It’s easy to get involved — all you need is your computer and an internet connection. It’s become so popular there are plenty of causes vying for your charitable processor time, which gives you plenty of choice on where you’d like to make difference if you decide to participate.
Please note: this information was current as of March 2009 but is still a useful guide to today's market.
- Volunteer computing allows you to donate 'processor time' from your computer, which takes place when the computer is idle.
- Blocks of work are sent and received over the internet.
- There are lots of projects to donate computer time to – we've given some examples.
Volunteer computing is a type of distributed computing that splits up and distributes a project into many small parts for processing on a multitude of computers. The aim is to solve large, often complex, problems that otherwise couldn’t be solved using traditional computing resources — supercomputers are expensive and many organisations can’t afford to purchase time on them.
But who needs a supercomputer when the world is full of millions of PCs, most of which spend a lot of their time idle? Volunteer computing allows you to donate the resources of the computers you own to such projects, without getting in the way of the normal usage of your machine. Thanks to the internet, any machine connected to the internet can participate — receiving ‘work units’ from a central server, processing them, and uploading the results back to the server.

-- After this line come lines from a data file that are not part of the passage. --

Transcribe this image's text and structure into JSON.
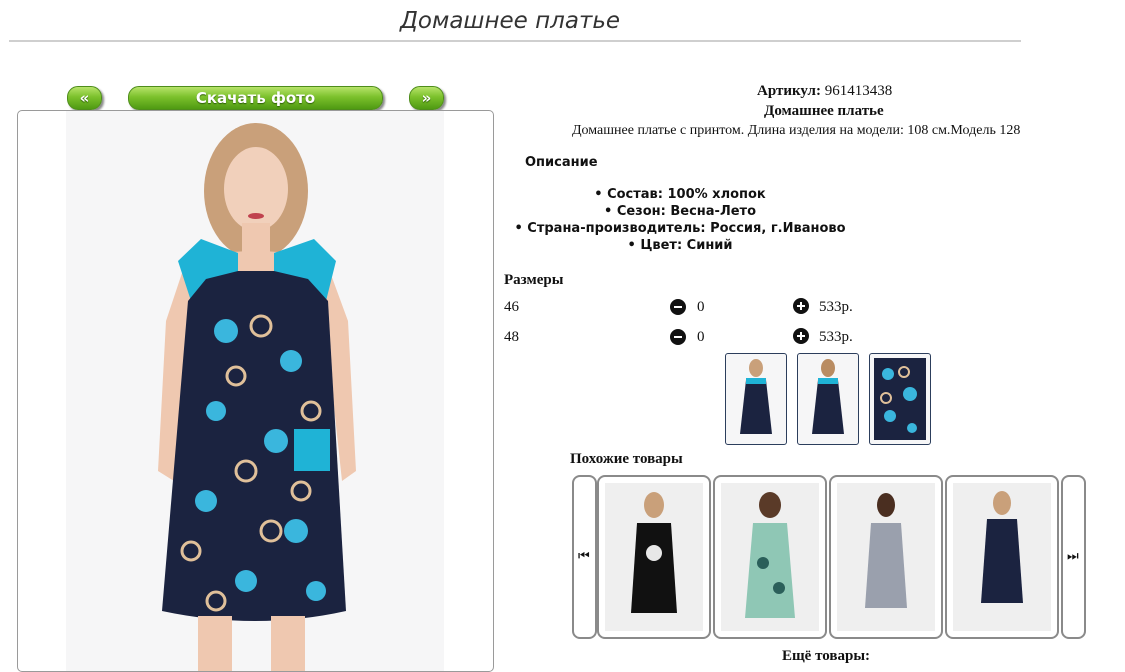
{
  "page": {
    "title": "Домашнее платье"
  },
  "photo_controls": {
    "prev_label": "«",
    "download_label": "Скачать фото",
    "next_label": "»"
  },
  "product": {
    "article_label": "Артикул:",
    "article_value": "961413438",
    "name": "Домашнее платье",
    "summary": "Домашнее платье с принтом. Длина изделия на модели: 108 см.Модель 128",
    "description_heading": "Описание",
    "description_items": [
      "Состав: 100% хлопок",
      "Сезон: Весна-Лето",
      "Страна-производитель: Россия, г.Иваново",
      "Цвет: Синий"
    ]
  },
  "sizes": {
    "heading": "Размеры",
    "rows": [
      {
        "size": "46",
        "qty": "0",
        "price": "533р."
      },
      {
        "size": "48",
        "qty": "0",
        "price": "533р."
      }
    ]
  },
  "similar": {
    "heading": "Похожие товары",
    "prev_icon": "skip-previous-icon",
    "next_icon": "skip-next-icon",
    "prev_glyph": "⏮",
    "next_glyph": "⏭"
  },
  "more": {
    "label": "Ещё товары:"
  },
  "colors": {
    "accent_green": "#7cc12c",
    "dress_navy": "#1b2340",
    "dress_turquoise": "#1fb3d6"
  }
}
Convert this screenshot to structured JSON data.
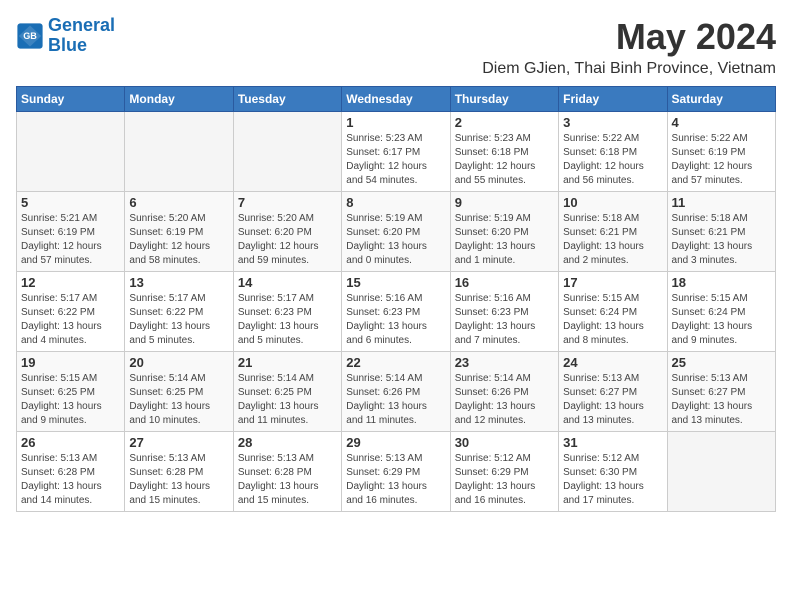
{
  "logo": {
    "line1": "General",
    "line2": "Blue"
  },
  "title": "May 2024",
  "subtitle": "Diem GJien, Thai Binh Province, Vietnam",
  "weekdays": [
    "Sunday",
    "Monday",
    "Tuesday",
    "Wednesday",
    "Thursday",
    "Friday",
    "Saturday"
  ],
  "weeks": [
    [
      {
        "day": "",
        "info": ""
      },
      {
        "day": "",
        "info": ""
      },
      {
        "day": "",
        "info": ""
      },
      {
        "day": "1",
        "info": "Sunrise: 5:23 AM\nSunset: 6:17 PM\nDaylight: 12 hours\nand 54 minutes."
      },
      {
        "day": "2",
        "info": "Sunrise: 5:23 AM\nSunset: 6:18 PM\nDaylight: 12 hours\nand 55 minutes."
      },
      {
        "day": "3",
        "info": "Sunrise: 5:22 AM\nSunset: 6:18 PM\nDaylight: 12 hours\nand 56 minutes."
      },
      {
        "day": "4",
        "info": "Sunrise: 5:22 AM\nSunset: 6:19 PM\nDaylight: 12 hours\nand 57 minutes."
      }
    ],
    [
      {
        "day": "5",
        "info": "Sunrise: 5:21 AM\nSunset: 6:19 PM\nDaylight: 12 hours\nand 57 minutes."
      },
      {
        "day": "6",
        "info": "Sunrise: 5:20 AM\nSunset: 6:19 PM\nDaylight: 12 hours\nand 58 minutes."
      },
      {
        "day": "7",
        "info": "Sunrise: 5:20 AM\nSunset: 6:20 PM\nDaylight: 12 hours\nand 59 minutes."
      },
      {
        "day": "8",
        "info": "Sunrise: 5:19 AM\nSunset: 6:20 PM\nDaylight: 13 hours\nand 0 minutes."
      },
      {
        "day": "9",
        "info": "Sunrise: 5:19 AM\nSunset: 6:20 PM\nDaylight: 13 hours\nand 1 minute."
      },
      {
        "day": "10",
        "info": "Sunrise: 5:18 AM\nSunset: 6:21 PM\nDaylight: 13 hours\nand 2 minutes."
      },
      {
        "day": "11",
        "info": "Sunrise: 5:18 AM\nSunset: 6:21 PM\nDaylight: 13 hours\nand 3 minutes."
      }
    ],
    [
      {
        "day": "12",
        "info": "Sunrise: 5:17 AM\nSunset: 6:22 PM\nDaylight: 13 hours\nand 4 minutes."
      },
      {
        "day": "13",
        "info": "Sunrise: 5:17 AM\nSunset: 6:22 PM\nDaylight: 13 hours\nand 5 minutes."
      },
      {
        "day": "14",
        "info": "Sunrise: 5:17 AM\nSunset: 6:23 PM\nDaylight: 13 hours\nand 5 minutes."
      },
      {
        "day": "15",
        "info": "Sunrise: 5:16 AM\nSunset: 6:23 PM\nDaylight: 13 hours\nand 6 minutes."
      },
      {
        "day": "16",
        "info": "Sunrise: 5:16 AM\nSunset: 6:23 PM\nDaylight: 13 hours\nand 7 minutes."
      },
      {
        "day": "17",
        "info": "Sunrise: 5:15 AM\nSunset: 6:24 PM\nDaylight: 13 hours\nand 8 minutes."
      },
      {
        "day": "18",
        "info": "Sunrise: 5:15 AM\nSunset: 6:24 PM\nDaylight: 13 hours\nand 9 minutes."
      }
    ],
    [
      {
        "day": "19",
        "info": "Sunrise: 5:15 AM\nSunset: 6:25 PM\nDaylight: 13 hours\nand 9 minutes."
      },
      {
        "day": "20",
        "info": "Sunrise: 5:14 AM\nSunset: 6:25 PM\nDaylight: 13 hours\nand 10 minutes."
      },
      {
        "day": "21",
        "info": "Sunrise: 5:14 AM\nSunset: 6:25 PM\nDaylight: 13 hours\nand 11 minutes."
      },
      {
        "day": "22",
        "info": "Sunrise: 5:14 AM\nSunset: 6:26 PM\nDaylight: 13 hours\nand 11 minutes."
      },
      {
        "day": "23",
        "info": "Sunrise: 5:14 AM\nSunset: 6:26 PM\nDaylight: 13 hours\nand 12 minutes."
      },
      {
        "day": "24",
        "info": "Sunrise: 5:13 AM\nSunset: 6:27 PM\nDaylight: 13 hours\nand 13 minutes."
      },
      {
        "day": "25",
        "info": "Sunrise: 5:13 AM\nSunset: 6:27 PM\nDaylight: 13 hours\nand 13 minutes."
      }
    ],
    [
      {
        "day": "26",
        "info": "Sunrise: 5:13 AM\nSunset: 6:28 PM\nDaylight: 13 hours\nand 14 minutes."
      },
      {
        "day": "27",
        "info": "Sunrise: 5:13 AM\nSunset: 6:28 PM\nDaylight: 13 hours\nand 15 minutes."
      },
      {
        "day": "28",
        "info": "Sunrise: 5:13 AM\nSunset: 6:28 PM\nDaylight: 13 hours\nand 15 minutes."
      },
      {
        "day": "29",
        "info": "Sunrise: 5:13 AM\nSunset: 6:29 PM\nDaylight: 13 hours\nand 16 minutes."
      },
      {
        "day": "30",
        "info": "Sunrise: 5:12 AM\nSunset: 6:29 PM\nDaylight: 13 hours\nand 16 minutes."
      },
      {
        "day": "31",
        "info": "Sunrise: 5:12 AM\nSunset: 6:30 PM\nDaylight: 13 hours\nand 17 minutes."
      },
      {
        "day": "",
        "info": ""
      }
    ]
  ]
}
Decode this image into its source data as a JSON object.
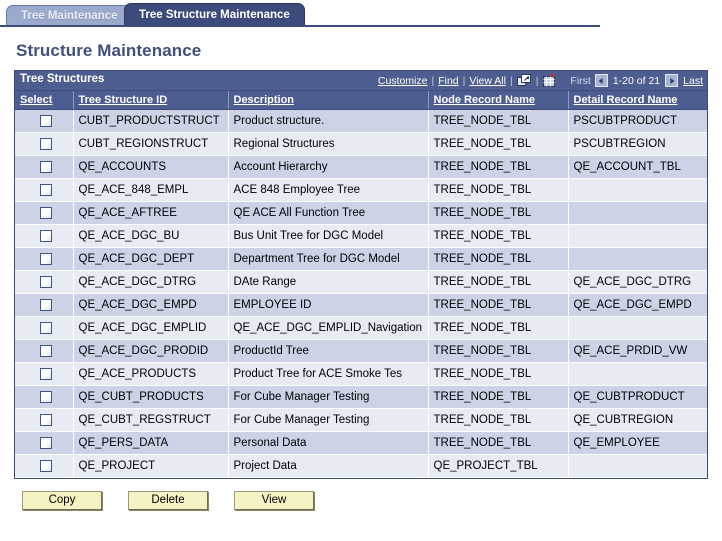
{
  "tabs": [
    {
      "label": "Tree Maintenance",
      "active": false
    },
    {
      "label": "Tree Structure Maintenance",
      "active": true
    }
  ],
  "page_title": "Structure Maintenance",
  "grid": {
    "title": "Tree Structures",
    "tools": {
      "customize": "Customize",
      "find": "Find",
      "view_all": "View All",
      "expand_icon": "expand-window-icon",
      "grid_icon": "download-spreadsheet-icon"
    },
    "pager": {
      "first": "First",
      "prev_icon": "previous-page-arrow-icon",
      "count": "1-20 of 21",
      "next_icon": "next-page-arrow-icon",
      "last": "Last"
    },
    "columns": [
      "Select",
      "Tree Structure ID",
      "Description",
      "Node Record Name",
      "Detail Record Name"
    ],
    "rows": [
      {
        "id": "CUBT_PRODUCTSTRUCT",
        "description": "Product structure.",
        "node_record": "TREE_NODE_TBL",
        "detail_record": "PSCUBTPRODUCT"
      },
      {
        "id": "CUBT_REGIONSTRUCT",
        "description": "Regional Structures",
        "node_record": "TREE_NODE_TBL",
        "detail_record": "PSCUBTREGION"
      },
      {
        "id": "QE_ACCOUNTS",
        "description": "Account Hierarchy",
        "node_record": "TREE_NODE_TBL",
        "detail_record": "QE_ACCOUNT_TBL"
      },
      {
        "id": "QE_ACE_848_EMPL",
        "description": "ACE 848 Employee Tree",
        "node_record": "TREE_NODE_TBL",
        "detail_record": ""
      },
      {
        "id": "QE_ACE_AFTREE",
        "description": "QE ACE All Function Tree",
        "node_record": "TREE_NODE_TBL",
        "detail_record": ""
      },
      {
        "id": "QE_ACE_DGC_BU",
        "description": "Bus Unit Tree for DGC Model",
        "node_record": "TREE_NODE_TBL",
        "detail_record": ""
      },
      {
        "id": "QE_ACE_DGC_DEPT",
        "description": "Department Tree for DGC Model",
        "node_record": "TREE_NODE_TBL",
        "detail_record": ""
      },
      {
        "id": "QE_ACE_DGC_DTRG",
        "description": "DAte Range",
        "node_record": "TREE_NODE_TBL",
        "detail_record": "QE_ACE_DGC_DTRG"
      },
      {
        "id": "QE_ACE_DGC_EMPD",
        "description": "EMPLOYEE ID",
        "node_record": "TREE_NODE_TBL",
        "detail_record": "QE_ACE_DGC_EMPD"
      },
      {
        "id": "QE_ACE_DGC_EMPLID",
        "description": "QE_ACE_DGC_EMPLID_Navigation",
        "node_record": "TREE_NODE_TBL",
        "detail_record": ""
      },
      {
        "id": "QE_ACE_DGC_PRODID",
        "description": "ProductId Tree",
        "node_record": "TREE_NODE_TBL",
        "detail_record": "QE_ACE_PRDID_VW"
      },
      {
        "id": "QE_ACE_PRODUCTS",
        "description": "Product Tree for ACE Smoke Tes",
        "node_record": "TREE_NODE_TBL",
        "detail_record": ""
      },
      {
        "id": "QE_CUBT_PRODUCTS",
        "description": "For Cube Manager Testing",
        "node_record": "TREE_NODE_TBL",
        "detail_record": "QE_CUBTPRODUCT"
      },
      {
        "id": "QE_CUBT_REGSTRUCT",
        "description": "For Cube Manager Testing",
        "node_record": "TREE_NODE_TBL",
        "detail_record": "QE_CUBTREGION"
      },
      {
        "id": "QE_PERS_DATA",
        "description": "Personal Data",
        "node_record": "TREE_NODE_TBL",
        "detail_record": "QE_EMPLOYEE"
      },
      {
        "id": "QE_PROJECT",
        "description": "Project Data",
        "node_record": "QE_PROJECT_TBL",
        "detail_record": ""
      }
    ]
  },
  "buttons": [
    {
      "label": "Copy"
    },
    {
      "label": "Delete"
    },
    {
      "label": "View"
    }
  ],
  "colors": {
    "header_blue": "#4d5d8f",
    "border_blue": "#3c4a7c",
    "tab_active": "#3c4a7c",
    "tab_inactive": "#9aa9cc",
    "row_odd": "#ccd3e6",
    "row_even": "#e7ebf4",
    "title_text": "#40507e",
    "button_face": "#f5f2c4"
  }
}
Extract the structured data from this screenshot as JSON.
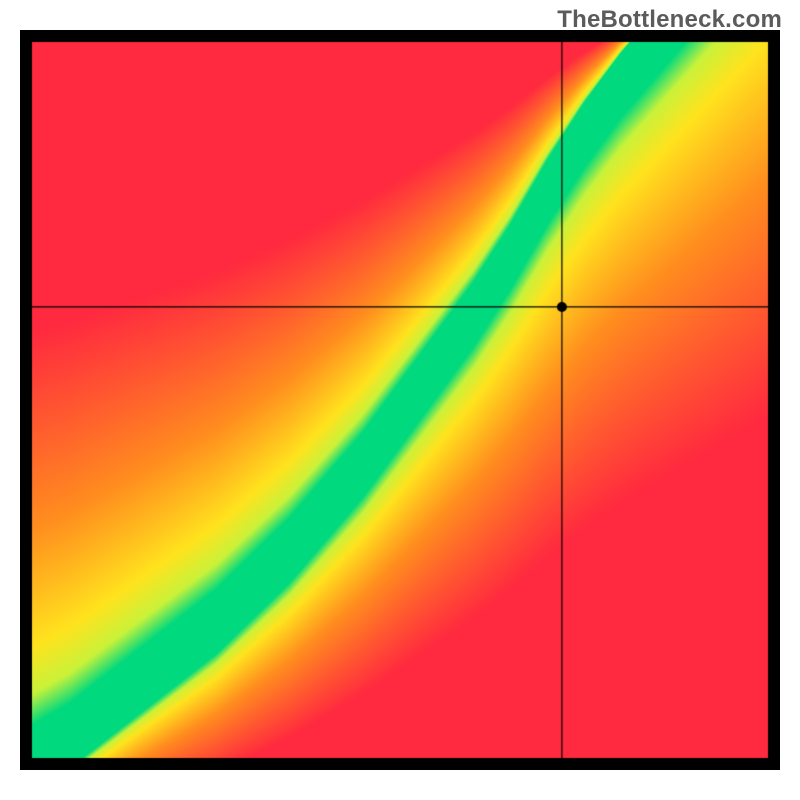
{
  "watermark": "TheBottleneck.com",
  "chart_data": {
    "type": "heatmap",
    "title": "",
    "xlabel": "",
    "ylabel": "",
    "xlim": [
      0,
      1
    ],
    "ylim": [
      0,
      1
    ],
    "marker": {
      "x": 0.72,
      "y": 0.63
    },
    "crosshair": true,
    "grid": false,
    "colors": {
      "red": "#ff2a3f",
      "orange": "#ff8e1e",
      "yellow": "#ffe31e",
      "yellowgreen": "#c9f23a",
      "green": "#00d97e"
    },
    "_note": "Heatmap depicts a narrow optimal (green) band along a roughly diagonal ridge, flanked by yellow→orange→red gradient as you move away from the ridge. Ridge control points below are (x, y_ridge_fraction) from bottom-left origin.",
    "ridge": [
      {
        "x": 0.0,
        "y": 0.0
      },
      {
        "x": 0.05,
        "y": 0.03
      },
      {
        "x": 0.1,
        "y": 0.07
      },
      {
        "x": 0.15,
        "y": 0.11
      },
      {
        "x": 0.2,
        "y": 0.15
      },
      {
        "x": 0.25,
        "y": 0.19
      },
      {
        "x": 0.3,
        "y": 0.24
      },
      {
        "x": 0.35,
        "y": 0.29
      },
      {
        "x": 0.4,
        "y": 0.35
      },
      {
        "x": 0.45,
        "y": 0.41
      },
      {
        "x": 0.5,
        "y": 0.48
      },
      {
        "x": 0.55,
        "y": 0.55
      },
      {
        "x": 0.6,
        "y": 0.62
      },
      {
        "x": 0.65,
        "y": 0.7
      },
      {
        "x": 0.7,
        "y": 0.79
      },
      {
        "x": 0.75,
        "y": 0.87
      },
      {
        "x": 0.8,
        "y": 0.94
      },
      {
        "x": 0.85,
        "y": 1.0
      }
    ],
    "band_half_width_y": 0.045,
    "falloff_scale": 0.55
  }
}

The causes that can make use of distributed computing are many and varied. They cover topics such as looking for extra-terrestrial radio signals, predicting climate change in the 21st century, looking for cures for diseases and trying to find more effective drugs to fight the AIDS virus. So, if all it takes to join in is to run a program in the background on your machine, it’s an easy way to donate to a good cause and feel good in the process too.
How to participate
The projects you can choose depend on the organisations that need complex problems solved. Usually, the programs are built and released by universities and research institutions. Most projects have their own website (see table for examples) that provide information about the scope of the project, what they hope to solve and what they have achieved so far using volunteer computers.
It’s as simple as downloading the application from the project website and setting it up on your computer. You will need to register so that the central computer can recognise your computer and add your results to the main project database. Once a program is downloaded and running, it processes in the idle time when the computer is not being used — so you don’t even notice it’s there. Some programs provide feedback when the application is active.
There are several different platforms that can be used for distributed computing. One of the most popular is the Berkeley Open Infrastructure for Network Computing (BOINC). BOINC is a cross-platform application that can be run on Windows, Linux, UNIX and Mac OS X computers. Individual project websites will usually include the minimum computer specifications — type of processor and graphics card — that is needed to run a BOINC project. For example, a computer with a dual core processor with 1GB RAM and 256MB graphics card would be more than sufficient.
Much of the technology behind these projects is shared with respect to the distributed computing clients. You can use one client and participate in a range of charitable causes. This makes it easy to donate to one or more causes, or change the causes you’re helping later on.
The client is largely a ‘set and forget’ application — install it, set up an account and then let it run. In your account, you can view detailed statistics on your participation — total units of work processed, the number of units being completed per hour and how your contribution compares to others. The statistical feature means you can band together with others working on the same project to form ‘teams’ (by work, hobby group, country and more) which then compete for the top spot in the rankings — friendly competition that serves to drive bigger contributions to the project!